TASK ITEM
Check every line of the data below for "days". Copy each one that has it.

'''

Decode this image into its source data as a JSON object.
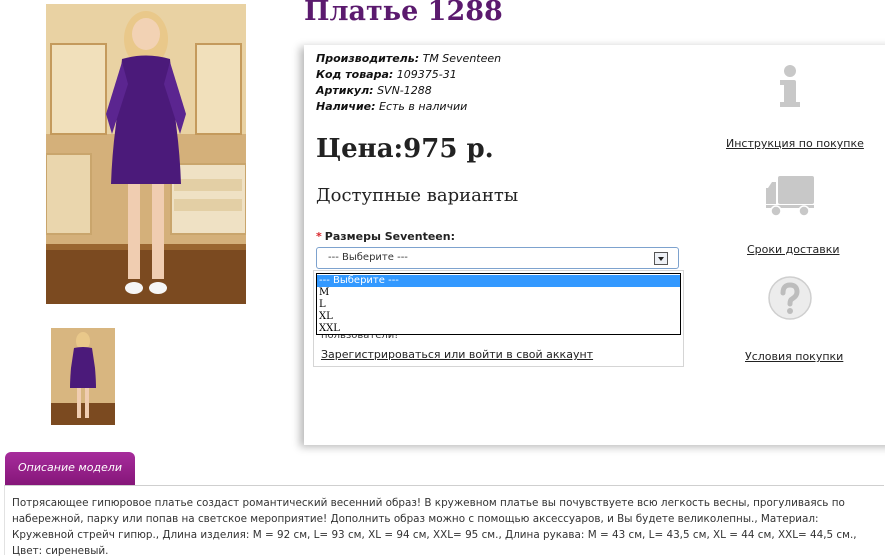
{
  "product": {
    "title": "Платье 1288",
    "photo_alt": "Платье 1288"
  },
  "info": {
    "manufacturer_label": "Производитель:",
    "manufacturer_value": "TM Seventeen",
    "code_label": "Код товара:",
    "code_value": "109375-31",
    "sku_label": "Артикул:",
    "sku_value": "SVN-1288",
    "stock_label": "Наличие:",
    "stock_value": "Есть в наличии"
  },
  "price_text": "Цена:975 р.",
  "variants_heading": "Доступные варианты",
  "size": {
    "required_mark": "*",
    "label": "Размеры Seventeen:",
    "selected": "--- Выберите ---",
    "options": [
      "--- Выберите ---",
      "M",
      "L",
      "XL",
      "XXL"
    ]
  },
  "login": {
    "text_tail": "пользователи!",
    "register_link": "Зарегистрироваться или войти в свой аккаунт"
  },
  "sidebar": {
    "instructions_link": "Инструкция по покупке",
    "delivery_link": "Сроки доставки",
    "terms_link": "Условия покупки"
  },
  "tabs": {
    "description_label": "Описание модели"
  },
  "description": "Потрясающее гипюровое платье создаст романтический весенний образ! В кружевном платье вы почувствуете всю легкость весны, прогуливаясь по набережной, парку или попав на светское мероприятие! Дополнить образ можно с помощью аксессуаров, и Вы будете великолепны., Материал: Кружевной стрейч гипюр., Длина изделия: M = 92 см, L= 93 см, XL = 94 см, XXL= 95 см., Длина рукава: M = 43 см, L= 43,5 см, XL = 44 см, XXL= 44,5 см., Цвет: сиреневый.",
  "colors": {
    "title": "#5b1a6e",
    "tab": "#941d86",
    "dress": "#4b1a7a",
    "select_highlight": "#3399ff",
    "required": "#d8262b"
  }
}
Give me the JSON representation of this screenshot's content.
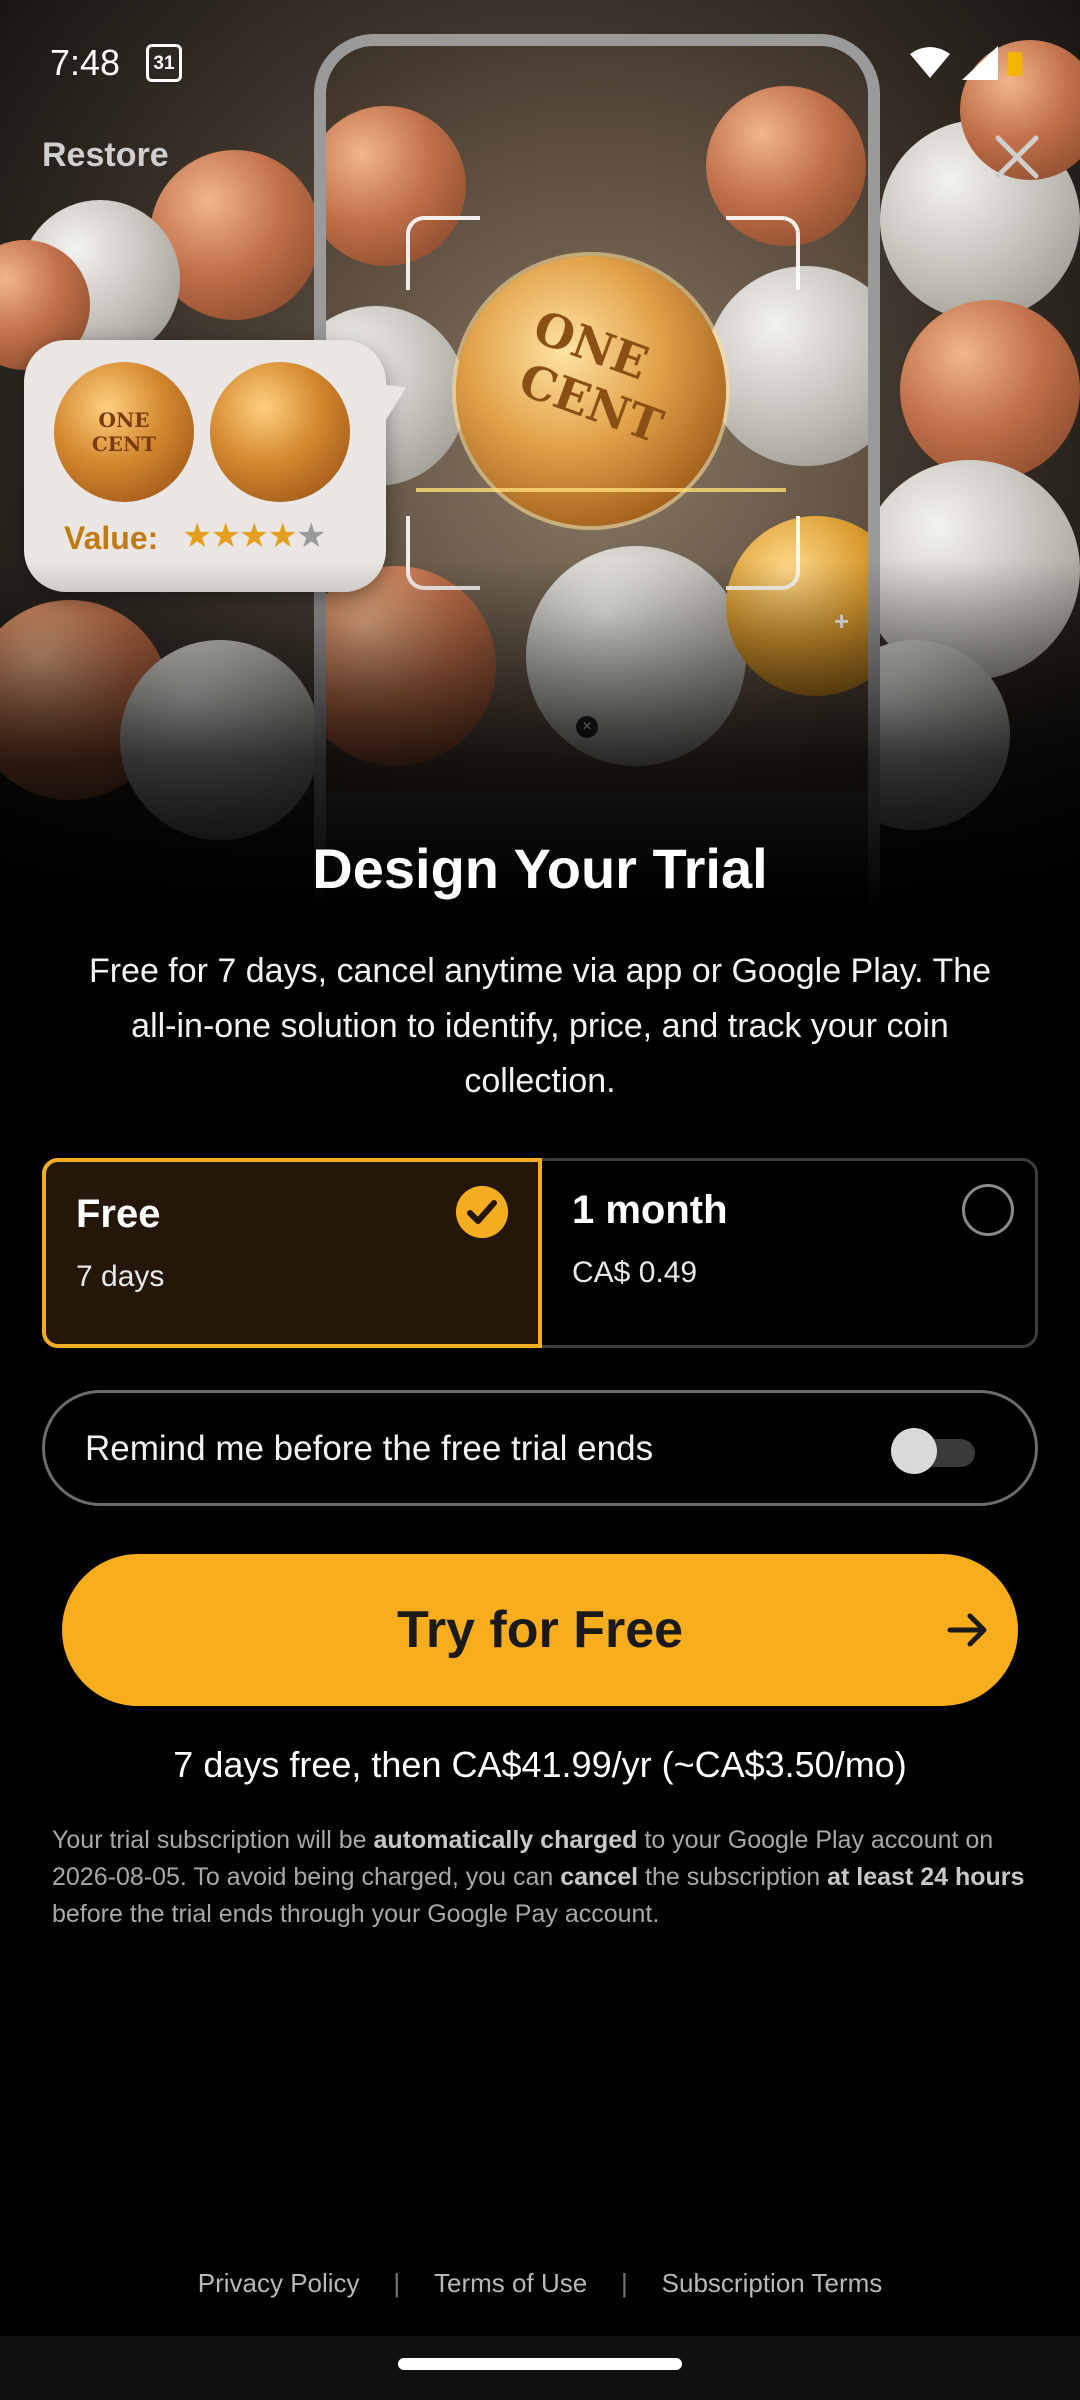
{
  "status_bar": {
    "time": "7:48",
    "calendar_day": "31",
    "icons": [
      "calendar-icon",
      "wifi-icon",
      "signal-icon",
      "battery-icon"
    ]
  },
  "header": {
    "restore_label": "Restore",
    "close_icon": "close-icon"
  },
  "hero": {
    "scanner_coin_text": [
      "ONE",
      "CENT"
    ],
    "value_card": {
      "coin_text": [
        "ONE",
        "CENT"
      ],
      "value_label": "Value:",
      "rating": 4,
      "rating_max": 5
    }
  },
  "content": {
    "title": "Design Your Trial",
    "subtitle": "Free for 7 days, cancel anytime via app or Google Play. The all-in-one solution to identify, price, and track your coin collection."
  },
  "plans": [
    {
      "name": "Free",
      "detail": "7 days",
      "selected": true
    },
    {
      "name": "1 month",
      "detail": "CA$ 0.49",
      "selected": false
    }
  ],
  "reminder": {
    "label": "Remind me before the free trial ends",
    "enabled": false
  },
  "cta": {
    "label": "Try for Free",
    "icon": "arrow-right-icon"
  },
  "pricing": {
    "summary": "7 days free, then CA$41.99/yr (~CA$3.50/mo)"
  },
  "fine_print": {
    "part1": "Your trial subscription will be ",
    "bold1": "automatically charged",
    "part2": " to your Google Play account on 2026-08-05. To avoid being charged, you can ",
    "bold2": "cancel",
    "part3": " the subscription ",
    "bold3": "at least 24 hours",
    "part4": " before the trial ends through your Google Pay account."
  },
  "footer": {
    "links": [
      "Privacy Policy",
      "Terms of Use",
      "Subscription Terms"
    ],
    "separator": "|"
  },
  "colors": {
    "accent": "#f8ad1c",
    "selected_plan_bg": "#241709",
    "background": "#000000"
  }
}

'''

ANSWER SECTION
    "subtitle": "Free for 7 days, cancel anytime via app or Google Play. The all-in-one solution to identify, price, and track your coin collection."
      "detail": "7 days",
    "summary": "7 days free, then CA$41.99/yr (~CA$3.50/mo)"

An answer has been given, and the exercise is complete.